Work order »
When you repeat the entries below, please keep them exact and leave out the pictures.

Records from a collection

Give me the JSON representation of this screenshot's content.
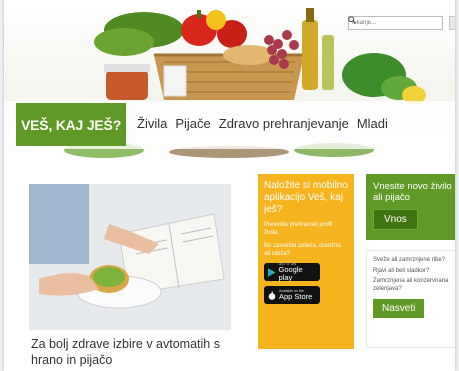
{
  "search": {
    "placeholder": "Iskanje..."
  },
  "logo": {
    "text": "VEŠ, KAJ JEŠ?"
  },
  "menu": {
    "items": [
      "Živila",
      "Pijače",
      "Zdravo prehranjevanje",
      "Mladi"
    ]
  },
  "article": {
    "title": "Za bolj zdrave izbire v avtomatih s hrano in pijačo"
  },
  "promo": {
    "title": "Naložite si mobilno aplikacijo Veš, kaj ješ?",
    "line1": "Preverite prehranski profil živila.",
    "line2": "Bo zasvetila zelena, oranžna ali rdeča?",
    "google_small": "GET IT ON",
    "google_big": "Google play",
    "apple_small": "Available on the",
    "apple_big": "App Store"
  },
  "entry": {
    "title": "Vnesite novo živilo ali pijačo",
    "button": "Vnos"
  },
  "tips": {
    "links": [
      "Sveže ali zamrznjene ribe?",
      "Rjavi ali beli sladkor?",
      "Zamrznjena ali konzervirana zelenjava?"
    ],
    "button": "Nasveti"
  },
  "colors": {
    "brand_green": "#5e9a25",
    "promo_yellow": "#f5b31d",
    "dark_green": "#3f7412"
  }
}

Answer to this exercise »
Give me the JSON representation of this screenshot's content.
{
  "search": {
    "placeholder": "Iskanje..."
  },
  "logo": {
    "text": "VEŠ, KAJ JEŠ?"
  },
  "menu": {
    "items": [
      "Živila",
      "Pijače",
      "Zdravo prehranjevanje",
      "Mladi"
    ]
  },
  "article": {
    "title": "Za bolj zdrave izbire v avtomatih s hrano in pijačo"
  },
  "promo": {
    "title": "Naložite si mobilno aplikacijo Veš, kaj ješ?",
    "line1": "Preverite prehranski profil živila.",
    "line2": "Bo zasvetila zelena, oranžna ali rdeča?",
    "google_small": "GET IT ON",
    "google_big": "Google play",
    "apple_small": "Available on the",
    "apple_big": "App Store"
  },
  "entry": {
    "title": "Vnesite novo živilo ali pijačo",
    "button": "Vnos"
  },
  "tips": {
    "links": [
      "Sveže ali zamrznjene ribe?",
      "Rjavi ali beli sladkor?",
      "Zamrznjena ali konzervirana zelenjava?"
    ],
    "button": "Nasveti"
  },
  "colors": {
    "brand_green": "#5e9a25",
    "promo_yellow": "#f5b31d",
    "dark_green": "#3f7412"
  }
}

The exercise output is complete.